*Instructions to follow*. The word "kiosk" marks the lines to keep; find each one in the data and copy it.

*Record set*.
▼▼▼
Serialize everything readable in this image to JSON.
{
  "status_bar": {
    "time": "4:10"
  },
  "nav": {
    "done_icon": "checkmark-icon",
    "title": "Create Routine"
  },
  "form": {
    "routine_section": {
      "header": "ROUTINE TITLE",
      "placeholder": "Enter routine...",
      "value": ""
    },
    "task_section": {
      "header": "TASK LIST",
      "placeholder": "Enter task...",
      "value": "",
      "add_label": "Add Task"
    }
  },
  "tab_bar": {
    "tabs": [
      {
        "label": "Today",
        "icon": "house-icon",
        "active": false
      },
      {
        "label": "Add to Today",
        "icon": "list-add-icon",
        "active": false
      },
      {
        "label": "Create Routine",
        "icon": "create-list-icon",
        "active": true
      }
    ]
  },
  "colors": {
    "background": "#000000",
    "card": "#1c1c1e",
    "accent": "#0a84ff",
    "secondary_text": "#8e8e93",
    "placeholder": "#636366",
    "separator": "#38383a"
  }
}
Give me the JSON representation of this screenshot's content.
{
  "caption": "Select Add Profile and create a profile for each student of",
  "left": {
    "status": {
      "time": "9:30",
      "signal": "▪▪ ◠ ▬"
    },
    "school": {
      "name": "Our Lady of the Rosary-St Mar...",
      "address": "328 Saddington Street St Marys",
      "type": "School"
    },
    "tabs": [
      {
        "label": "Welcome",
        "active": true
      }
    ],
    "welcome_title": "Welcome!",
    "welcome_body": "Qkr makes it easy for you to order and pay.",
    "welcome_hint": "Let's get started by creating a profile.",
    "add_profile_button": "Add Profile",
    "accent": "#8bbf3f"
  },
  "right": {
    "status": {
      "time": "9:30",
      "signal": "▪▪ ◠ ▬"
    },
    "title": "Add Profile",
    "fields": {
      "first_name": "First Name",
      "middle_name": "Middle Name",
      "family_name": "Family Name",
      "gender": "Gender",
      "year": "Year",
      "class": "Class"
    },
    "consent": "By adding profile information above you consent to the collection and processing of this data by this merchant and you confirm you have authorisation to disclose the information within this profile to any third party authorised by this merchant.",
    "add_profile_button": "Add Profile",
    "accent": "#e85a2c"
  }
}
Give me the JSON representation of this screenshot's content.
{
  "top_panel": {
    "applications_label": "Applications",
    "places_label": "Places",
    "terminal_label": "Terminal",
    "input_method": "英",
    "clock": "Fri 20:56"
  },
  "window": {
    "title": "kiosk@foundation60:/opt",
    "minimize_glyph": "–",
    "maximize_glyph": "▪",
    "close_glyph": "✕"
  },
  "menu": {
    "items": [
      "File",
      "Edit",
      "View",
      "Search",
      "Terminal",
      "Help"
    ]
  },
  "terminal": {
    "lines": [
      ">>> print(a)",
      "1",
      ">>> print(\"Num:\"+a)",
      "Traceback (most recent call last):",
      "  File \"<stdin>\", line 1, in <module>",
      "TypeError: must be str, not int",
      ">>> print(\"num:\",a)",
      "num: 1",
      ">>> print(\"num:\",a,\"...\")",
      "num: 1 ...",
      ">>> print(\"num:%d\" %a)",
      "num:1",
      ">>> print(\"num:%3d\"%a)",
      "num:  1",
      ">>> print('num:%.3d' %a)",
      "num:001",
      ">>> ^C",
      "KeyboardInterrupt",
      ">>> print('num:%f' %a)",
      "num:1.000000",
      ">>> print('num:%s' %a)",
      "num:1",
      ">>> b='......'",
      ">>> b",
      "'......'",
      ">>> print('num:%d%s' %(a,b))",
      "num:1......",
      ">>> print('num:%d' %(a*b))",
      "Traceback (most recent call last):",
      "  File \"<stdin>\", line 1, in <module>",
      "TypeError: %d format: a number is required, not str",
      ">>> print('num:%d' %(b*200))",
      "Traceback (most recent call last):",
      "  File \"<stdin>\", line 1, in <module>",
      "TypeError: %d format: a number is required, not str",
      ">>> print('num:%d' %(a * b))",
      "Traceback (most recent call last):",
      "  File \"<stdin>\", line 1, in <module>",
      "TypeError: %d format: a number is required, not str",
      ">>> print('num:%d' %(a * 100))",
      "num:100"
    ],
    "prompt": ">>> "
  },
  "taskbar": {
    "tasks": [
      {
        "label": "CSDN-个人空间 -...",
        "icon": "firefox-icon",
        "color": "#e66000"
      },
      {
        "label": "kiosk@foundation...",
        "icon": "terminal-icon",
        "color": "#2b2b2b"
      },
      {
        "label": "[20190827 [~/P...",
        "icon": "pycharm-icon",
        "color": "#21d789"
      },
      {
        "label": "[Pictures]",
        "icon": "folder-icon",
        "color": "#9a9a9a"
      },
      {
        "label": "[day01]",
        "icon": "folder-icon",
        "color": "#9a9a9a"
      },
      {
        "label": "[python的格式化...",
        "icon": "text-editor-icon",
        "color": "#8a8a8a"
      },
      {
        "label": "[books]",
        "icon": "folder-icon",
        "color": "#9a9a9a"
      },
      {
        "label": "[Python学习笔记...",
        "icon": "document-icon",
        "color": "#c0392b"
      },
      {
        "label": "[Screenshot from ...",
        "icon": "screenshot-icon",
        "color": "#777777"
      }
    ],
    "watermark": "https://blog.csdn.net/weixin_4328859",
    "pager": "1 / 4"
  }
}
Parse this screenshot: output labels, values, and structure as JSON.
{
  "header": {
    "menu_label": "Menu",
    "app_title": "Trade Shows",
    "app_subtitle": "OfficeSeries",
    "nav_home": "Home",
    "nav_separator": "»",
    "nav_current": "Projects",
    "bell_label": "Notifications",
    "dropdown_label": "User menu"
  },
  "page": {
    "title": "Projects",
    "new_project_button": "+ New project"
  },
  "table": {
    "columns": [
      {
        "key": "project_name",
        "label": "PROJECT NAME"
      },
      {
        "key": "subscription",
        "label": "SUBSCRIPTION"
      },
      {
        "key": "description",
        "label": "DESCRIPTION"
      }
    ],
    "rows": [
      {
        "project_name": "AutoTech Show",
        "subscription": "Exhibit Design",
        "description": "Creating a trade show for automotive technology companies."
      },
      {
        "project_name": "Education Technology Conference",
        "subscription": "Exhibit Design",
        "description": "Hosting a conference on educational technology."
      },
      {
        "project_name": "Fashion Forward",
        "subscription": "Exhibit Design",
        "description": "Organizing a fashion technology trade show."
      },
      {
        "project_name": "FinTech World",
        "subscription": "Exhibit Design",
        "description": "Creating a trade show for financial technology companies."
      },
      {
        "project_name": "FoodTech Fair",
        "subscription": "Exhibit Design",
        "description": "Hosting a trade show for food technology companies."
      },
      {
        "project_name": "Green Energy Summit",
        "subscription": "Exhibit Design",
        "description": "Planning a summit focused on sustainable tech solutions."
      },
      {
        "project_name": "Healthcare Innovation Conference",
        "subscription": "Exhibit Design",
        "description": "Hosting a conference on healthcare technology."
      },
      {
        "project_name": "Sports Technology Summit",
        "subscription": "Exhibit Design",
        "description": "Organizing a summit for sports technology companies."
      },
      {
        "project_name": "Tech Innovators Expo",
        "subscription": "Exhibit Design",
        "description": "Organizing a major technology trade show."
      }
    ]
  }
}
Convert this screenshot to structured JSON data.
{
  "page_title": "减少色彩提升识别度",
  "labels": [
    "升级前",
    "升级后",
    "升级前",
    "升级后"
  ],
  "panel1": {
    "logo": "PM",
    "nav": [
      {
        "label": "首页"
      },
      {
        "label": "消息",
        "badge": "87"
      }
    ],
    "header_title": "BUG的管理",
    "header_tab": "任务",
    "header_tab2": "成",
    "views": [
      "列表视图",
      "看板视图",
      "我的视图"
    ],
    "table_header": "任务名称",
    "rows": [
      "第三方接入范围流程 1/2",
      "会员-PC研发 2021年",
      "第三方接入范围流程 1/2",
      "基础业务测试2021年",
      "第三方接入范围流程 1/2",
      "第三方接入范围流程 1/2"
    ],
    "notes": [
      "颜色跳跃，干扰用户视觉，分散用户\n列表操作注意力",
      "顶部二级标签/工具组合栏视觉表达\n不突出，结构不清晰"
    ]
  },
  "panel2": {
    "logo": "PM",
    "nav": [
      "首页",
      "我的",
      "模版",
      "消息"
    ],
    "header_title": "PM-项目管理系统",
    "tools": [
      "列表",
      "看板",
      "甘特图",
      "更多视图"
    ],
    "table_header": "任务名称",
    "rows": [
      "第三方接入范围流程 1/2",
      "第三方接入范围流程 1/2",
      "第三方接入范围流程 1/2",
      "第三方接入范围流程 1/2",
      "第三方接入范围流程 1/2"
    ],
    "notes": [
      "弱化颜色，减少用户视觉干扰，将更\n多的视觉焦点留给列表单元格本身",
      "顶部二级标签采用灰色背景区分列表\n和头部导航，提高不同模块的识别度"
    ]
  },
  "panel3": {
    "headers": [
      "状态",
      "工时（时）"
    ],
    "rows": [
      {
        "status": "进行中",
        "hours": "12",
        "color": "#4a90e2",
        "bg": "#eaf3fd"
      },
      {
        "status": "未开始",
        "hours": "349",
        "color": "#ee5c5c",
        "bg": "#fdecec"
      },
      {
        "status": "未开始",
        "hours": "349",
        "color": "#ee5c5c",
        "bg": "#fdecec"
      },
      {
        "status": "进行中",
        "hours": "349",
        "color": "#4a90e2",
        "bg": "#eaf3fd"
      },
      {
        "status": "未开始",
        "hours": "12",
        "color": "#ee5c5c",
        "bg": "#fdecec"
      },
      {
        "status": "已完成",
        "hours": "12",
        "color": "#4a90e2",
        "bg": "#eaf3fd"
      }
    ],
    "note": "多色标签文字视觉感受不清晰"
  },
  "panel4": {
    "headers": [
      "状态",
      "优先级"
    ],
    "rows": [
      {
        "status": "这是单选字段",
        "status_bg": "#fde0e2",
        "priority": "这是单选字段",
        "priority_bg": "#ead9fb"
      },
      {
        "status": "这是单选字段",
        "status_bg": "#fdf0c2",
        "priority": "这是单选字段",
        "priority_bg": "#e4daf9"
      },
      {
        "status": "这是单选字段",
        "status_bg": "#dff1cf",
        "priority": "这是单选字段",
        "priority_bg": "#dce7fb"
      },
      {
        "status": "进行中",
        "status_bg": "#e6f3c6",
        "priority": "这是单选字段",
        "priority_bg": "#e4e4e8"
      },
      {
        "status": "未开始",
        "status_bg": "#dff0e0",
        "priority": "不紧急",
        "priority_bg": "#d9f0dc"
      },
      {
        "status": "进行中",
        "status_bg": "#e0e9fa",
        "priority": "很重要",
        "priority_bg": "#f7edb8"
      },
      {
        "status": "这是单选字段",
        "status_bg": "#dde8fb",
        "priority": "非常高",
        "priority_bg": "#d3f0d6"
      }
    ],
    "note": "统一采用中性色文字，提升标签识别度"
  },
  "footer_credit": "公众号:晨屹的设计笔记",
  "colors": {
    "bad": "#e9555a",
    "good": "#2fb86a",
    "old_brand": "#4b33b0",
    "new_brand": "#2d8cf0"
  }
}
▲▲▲
*Solved exercise*.
    "title": "kiosk@foundation60:/opt",
        "label": "kiosk@foundation...",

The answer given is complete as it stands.